But the State Administrative Court in Jakarta upheld the earlier decision, saying it had no authority to take the case.
It is not clear where the legal proceedings go now. A spokesman for Indonesia’s attorney-general, quoted by Reuters news agency, said the men had exhausted all possible options.
But a lawyer for Chan and Sukumaran told journalists: “We will continue our legal efforts”.
Analysis: Karishma Vaswani, BBC Indonesia editor
The rejection of the appeal was widely expected. Chan and Sukumaran’s challenge to Mr Widodo’s decision to ban all clemencies was unprecedented both in its audacity and in its legal scope. An Indonesian court had already ruled that it didn’t have the authority to make a decision on a presidential ban.

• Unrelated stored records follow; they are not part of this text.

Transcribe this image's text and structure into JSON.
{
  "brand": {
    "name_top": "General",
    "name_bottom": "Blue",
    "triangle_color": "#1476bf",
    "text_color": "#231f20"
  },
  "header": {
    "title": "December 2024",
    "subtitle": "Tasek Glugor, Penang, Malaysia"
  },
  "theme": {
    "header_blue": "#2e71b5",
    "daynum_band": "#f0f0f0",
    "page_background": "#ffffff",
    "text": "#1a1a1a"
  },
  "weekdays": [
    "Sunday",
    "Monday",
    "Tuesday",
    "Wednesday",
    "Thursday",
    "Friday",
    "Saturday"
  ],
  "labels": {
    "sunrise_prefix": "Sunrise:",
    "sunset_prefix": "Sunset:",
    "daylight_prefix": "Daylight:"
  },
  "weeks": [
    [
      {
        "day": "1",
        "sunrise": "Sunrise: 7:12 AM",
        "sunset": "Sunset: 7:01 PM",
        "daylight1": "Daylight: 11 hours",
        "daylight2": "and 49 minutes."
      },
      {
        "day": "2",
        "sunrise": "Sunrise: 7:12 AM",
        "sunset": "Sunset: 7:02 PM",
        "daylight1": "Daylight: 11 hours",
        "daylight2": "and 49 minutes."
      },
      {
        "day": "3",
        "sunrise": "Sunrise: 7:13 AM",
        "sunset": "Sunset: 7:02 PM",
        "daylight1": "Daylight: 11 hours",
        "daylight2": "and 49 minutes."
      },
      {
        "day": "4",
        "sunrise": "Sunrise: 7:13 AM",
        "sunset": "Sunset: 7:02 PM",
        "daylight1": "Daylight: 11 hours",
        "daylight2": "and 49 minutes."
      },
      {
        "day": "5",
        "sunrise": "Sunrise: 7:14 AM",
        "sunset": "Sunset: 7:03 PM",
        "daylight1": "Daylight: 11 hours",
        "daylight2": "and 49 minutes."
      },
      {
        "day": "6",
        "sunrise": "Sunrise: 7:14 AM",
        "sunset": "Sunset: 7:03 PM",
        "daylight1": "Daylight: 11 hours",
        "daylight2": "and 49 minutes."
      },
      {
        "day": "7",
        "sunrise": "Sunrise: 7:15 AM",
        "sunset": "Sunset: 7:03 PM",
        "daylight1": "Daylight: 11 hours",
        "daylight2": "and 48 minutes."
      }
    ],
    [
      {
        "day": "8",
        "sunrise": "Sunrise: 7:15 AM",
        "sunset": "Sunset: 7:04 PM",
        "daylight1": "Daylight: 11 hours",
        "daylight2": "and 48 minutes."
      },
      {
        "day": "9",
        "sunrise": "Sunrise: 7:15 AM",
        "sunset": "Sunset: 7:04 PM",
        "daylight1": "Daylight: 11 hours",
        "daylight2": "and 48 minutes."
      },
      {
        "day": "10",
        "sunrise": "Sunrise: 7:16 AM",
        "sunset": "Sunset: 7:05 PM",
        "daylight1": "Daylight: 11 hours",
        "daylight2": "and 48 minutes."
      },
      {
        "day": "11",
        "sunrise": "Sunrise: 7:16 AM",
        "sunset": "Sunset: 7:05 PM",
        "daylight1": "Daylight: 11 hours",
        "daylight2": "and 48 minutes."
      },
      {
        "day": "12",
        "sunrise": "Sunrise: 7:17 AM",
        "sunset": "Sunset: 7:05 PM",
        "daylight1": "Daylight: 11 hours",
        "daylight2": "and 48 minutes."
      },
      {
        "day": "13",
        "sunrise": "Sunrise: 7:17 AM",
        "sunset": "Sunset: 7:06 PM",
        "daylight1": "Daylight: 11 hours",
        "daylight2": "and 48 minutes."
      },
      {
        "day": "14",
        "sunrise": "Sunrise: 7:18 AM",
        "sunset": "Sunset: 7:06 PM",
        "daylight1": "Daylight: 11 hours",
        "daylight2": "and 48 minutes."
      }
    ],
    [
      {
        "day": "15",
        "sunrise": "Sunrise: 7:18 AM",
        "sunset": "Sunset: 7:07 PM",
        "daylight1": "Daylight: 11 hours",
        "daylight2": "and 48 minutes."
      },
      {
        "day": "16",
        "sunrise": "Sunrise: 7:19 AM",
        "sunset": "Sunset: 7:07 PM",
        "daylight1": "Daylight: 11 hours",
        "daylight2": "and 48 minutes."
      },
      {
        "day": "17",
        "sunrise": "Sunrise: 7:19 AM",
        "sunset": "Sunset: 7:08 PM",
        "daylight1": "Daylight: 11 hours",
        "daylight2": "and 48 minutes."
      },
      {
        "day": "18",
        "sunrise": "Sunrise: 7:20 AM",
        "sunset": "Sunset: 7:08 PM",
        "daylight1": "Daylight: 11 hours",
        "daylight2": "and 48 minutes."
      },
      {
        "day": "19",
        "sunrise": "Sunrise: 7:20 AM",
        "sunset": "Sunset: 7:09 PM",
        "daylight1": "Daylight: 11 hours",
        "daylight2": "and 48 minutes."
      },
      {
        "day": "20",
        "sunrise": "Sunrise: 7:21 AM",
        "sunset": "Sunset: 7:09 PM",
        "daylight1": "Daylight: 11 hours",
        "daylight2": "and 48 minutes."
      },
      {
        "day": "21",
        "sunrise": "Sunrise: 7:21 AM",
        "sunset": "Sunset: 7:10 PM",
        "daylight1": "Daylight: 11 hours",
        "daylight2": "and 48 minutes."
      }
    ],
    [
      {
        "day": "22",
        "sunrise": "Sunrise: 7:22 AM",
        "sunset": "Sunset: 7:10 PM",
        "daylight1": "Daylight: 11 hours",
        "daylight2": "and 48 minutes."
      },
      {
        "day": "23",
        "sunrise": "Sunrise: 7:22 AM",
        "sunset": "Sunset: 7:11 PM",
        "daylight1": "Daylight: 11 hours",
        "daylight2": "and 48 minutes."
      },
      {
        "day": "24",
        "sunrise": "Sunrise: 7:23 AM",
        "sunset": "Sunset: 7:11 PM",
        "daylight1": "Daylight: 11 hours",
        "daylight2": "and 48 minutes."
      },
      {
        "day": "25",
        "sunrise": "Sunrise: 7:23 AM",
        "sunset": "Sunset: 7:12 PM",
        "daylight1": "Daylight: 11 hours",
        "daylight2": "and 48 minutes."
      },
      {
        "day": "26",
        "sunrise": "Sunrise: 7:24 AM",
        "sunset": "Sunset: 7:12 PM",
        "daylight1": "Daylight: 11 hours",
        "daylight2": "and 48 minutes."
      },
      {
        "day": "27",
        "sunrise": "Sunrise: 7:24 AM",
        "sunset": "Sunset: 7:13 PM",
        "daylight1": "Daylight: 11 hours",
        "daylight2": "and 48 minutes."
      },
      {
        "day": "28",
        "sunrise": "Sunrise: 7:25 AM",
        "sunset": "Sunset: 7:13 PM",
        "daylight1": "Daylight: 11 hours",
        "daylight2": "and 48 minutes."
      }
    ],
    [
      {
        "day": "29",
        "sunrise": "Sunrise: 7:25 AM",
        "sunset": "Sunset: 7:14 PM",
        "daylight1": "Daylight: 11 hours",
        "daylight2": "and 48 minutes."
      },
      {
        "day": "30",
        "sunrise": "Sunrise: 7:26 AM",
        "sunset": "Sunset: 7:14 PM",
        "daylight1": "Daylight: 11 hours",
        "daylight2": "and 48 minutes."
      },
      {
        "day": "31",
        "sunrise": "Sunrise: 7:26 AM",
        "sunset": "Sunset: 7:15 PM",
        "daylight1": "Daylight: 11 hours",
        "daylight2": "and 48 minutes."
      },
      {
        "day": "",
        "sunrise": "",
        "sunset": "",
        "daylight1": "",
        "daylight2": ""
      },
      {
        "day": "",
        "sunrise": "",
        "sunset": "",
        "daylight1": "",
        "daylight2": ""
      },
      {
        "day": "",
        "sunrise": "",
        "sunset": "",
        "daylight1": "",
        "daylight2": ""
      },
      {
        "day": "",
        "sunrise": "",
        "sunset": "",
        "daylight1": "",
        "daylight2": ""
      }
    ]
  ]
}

The legal options that the men now have available to them are limited. Their lawyers can appeal against this decision but they are likely to be unsuccessful as they have been in all of their previous attempts. Analysts say once a death row convict’s clemency has been rejected by the president, it is next to impossible to reverse that decision.
Chan and Sukumaran’s lawyers would know this, but appear to be doing all they can to extend the legal process. Diplomatic efforts to save the two men have so far backfired, and ties between Indonesia and Australia have frayed.
Mr Widodo, who took office last year, has been taking a tough stance on drug crime.
In January he authorised the executions of six people, including five foreigners, convicted of drug offences.
The two Australians are in a second group, of 10 foreign nationals, to be put to death. But no date has been set for the executions.
Indonesian authorities say they are waiting for all legal avenues be exhausted in all of the convicts’ cases before the group are executed.
Chan and Sukumaran were arrested in Bali in 2005 while attempting to smuggle heroin to Australia.
A court ruled that they had organised a nine-member smuggling operation and they were sentenced to death in 2006.
But their families have argued that they are now reformed characters and should be shown mercy.
Australia has also mounted a passionate diplomatic campaign on their behalf.
The current government has made repeated appeals for the sentences not to be carried out and in February six of Australia’s former prime ministers made a united plea for Indonesia to spare their lives.
In a statement, Australian Foreign Minister Julie Bishop said the government was disappointed by the decision.
“Both men have undergone extensive rehabilitation and I will continue to make representations to my counterpart, just as Australia will continue to use all diplomatic options to seek a stay of execution.”
Indonesia has also faced criticism from other countries whose nationals are facing execution. The group of 10 includes people from Brazil, France, Nigeria and the Philippines among others.
Who are the Bali Nine?
- The eight men and one woman were arrested in April 2005 at an airport and hotel in Bali, Indonesia after a tip-off from Australian police. They were trying to carry 8.3kg (18lb) of heroin back to Australia
- In 2006 a court ruled that Andrew Chan and Myuran Sukumaran had recruited the others and paid their costs. They were sentenced to death
- The other seven are serving sentences of between 20 years and life, after some had death sentences revoked on appeal
- Chan and Sukumaran have repeatedly appealed against their sentences and say they are reformed characters – Chan teaches Bible and cookery classes in prison while Sukumaran is an artist